Powered By Blogger

About Me

Retired chief investment officer and former NYSE firm partner with 50 plus years experience in field as analyst / economist, portfolio manager / trader, and CIO who has superb track record with multi $billion equities and fixed income portfolios. Advanced degrees, CFA. Having done much professional writing as a young guy, I now have a cryptic style. 40 years down on and around The Street confirms: CAVEAT EMPTOR IN SPADES !!!

Friday, September 16, 2011

Profits Indicators

As the economic recovery has proceeded, quarterly profits progression hit its first inflection
point in mid 2010, following a spectacular initial rebound. Since then quarterly profits have
progressed at a powerful 15% annual rate as stronger top line growth and continuing tight
cost controls have held sway. My profits indicators through Aug. this year now suggest a
moderation of volume growth is underway but that increased pricing power has been making
up some of the momentum lost from smaller volume growth. In fact, the pricing has been
"sticky" despite the loss of volume growth momentum. Now, there is a significant differential
which has opened between the pricing of primary processors such as the oil companies
and that of intermediary goods and services providers such as food processors and a number of
manufacturers. So, the advance in pricing power means earnings fillips for early stage guys
and higher costs for most other companies. Thus, there may be some erosion to the aggregate
profit margin ahead, as more companies struggle to pass on higher costs. The banking sector
looks set to show another sizable gain in operating earnings as the loan reserve has dropped
a large $46 bil. or 17% from year ago levels.

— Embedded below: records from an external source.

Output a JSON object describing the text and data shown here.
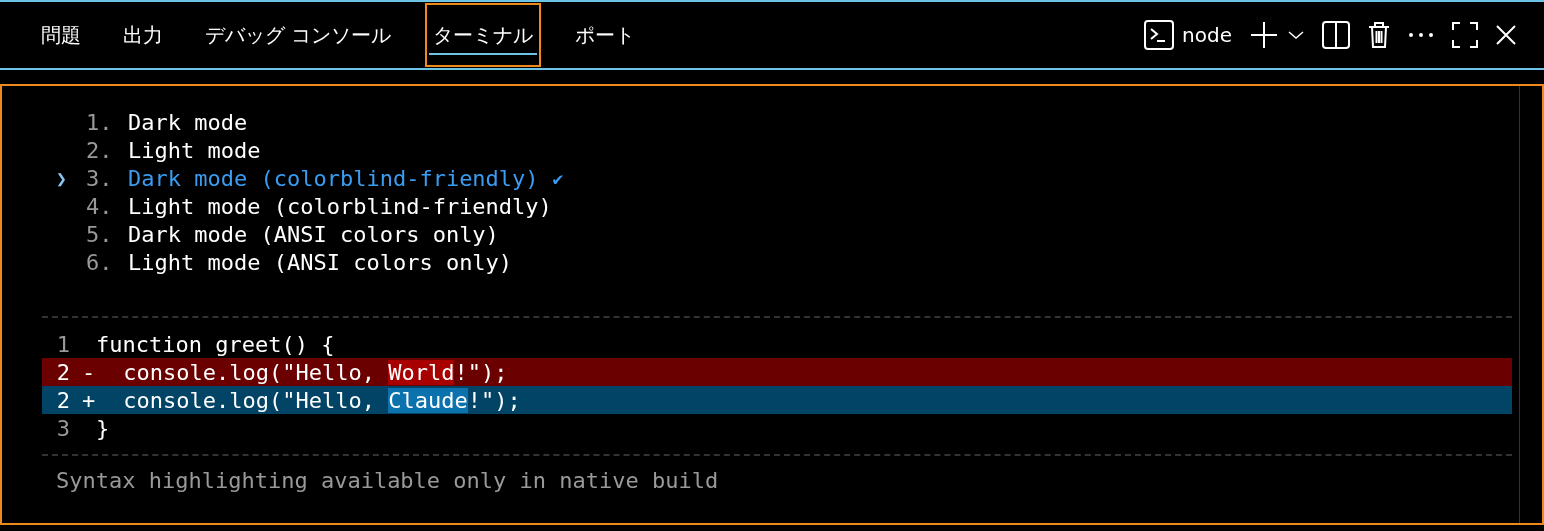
{
  "tabs": [
    {
      "label": "問題",
      "selected": false
    },
    {
      "label": "出力",
      "selected": false
    },
    {
      "label": "デバッグ コンソール",
      "selected": false
    },
    {
      "label": "ターミナル",
      "selected": true
    },
    {
      "label": "ポート",
      "selected": false
    }
  ],
  "terminal_name": "node",
  "options": [
    {
      "number": "1.",
      "label": "Dark mode",
      "selected": false
    },
    {
      "number": "2.",
      "label": "Light mode",
      "selected": false
    },
    {
      "number": "3.",
      "label": "Dark mode (colorblind-friendly)",
      "selected": true
    },
    {
      "number": "4.",
      "label": "Light mode (colorblind-friendly)",
      "selected": false
    },
    {
      "number": "5.",
      "label": "Dark mode (ANSI colors only)",
      "selected": false
    },
    {
      "number": "6.",
      "label": "Light mode (ANSI colors only)",
      "selected": false
    }
  ],
  "selection_marker": "❯",
  "check_mark": "✔",
  "diff": [
    {
      "kind": "context",
      "line": "1",
      "segments": [
        {
          "text": "function greet() {",
          "highlight": false
        }
      ]
    },
    {
      "kind": "removed",
      "line": "2",
      "sign": "-",
      "segments": [
        {
          "text": " console.log(\"Hello, ",
          "highlight": false
        },
        {
          "text": "World",
          "highlight": true
        },
        {
          "text": "!\");",
          "highlight": false
        }
      ]
    },
    {
      "kind": "added",
      "line": "2",
      "sign": "+",
      "segments": [
        {
          "text": " console.log(\"Hello, ",
          "highlight": false
        },
        {
          "text": "Claude",
          "highlight": true
        },
        {
          "text": "!\");",
          "highlight": false
        }
      ]
    },
    {
      "kind": "context",
      "line": "3",
      "segments": [
        {
          "text": "}",
          "highlight": false
        }
      ]
    }
  ],
  "footer": "Syntax highlighting available only in native build"
}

On balance, the indicators suggest that earnings progression continues fairly strong in the
near term although the % of companies showing strong comparison reports may start to
tail off. Also, when pricing power becomes a stronger factor to earnings as it is now, the
p/e multiple for the entire market can often contract in view of the higher inflation.

No comments: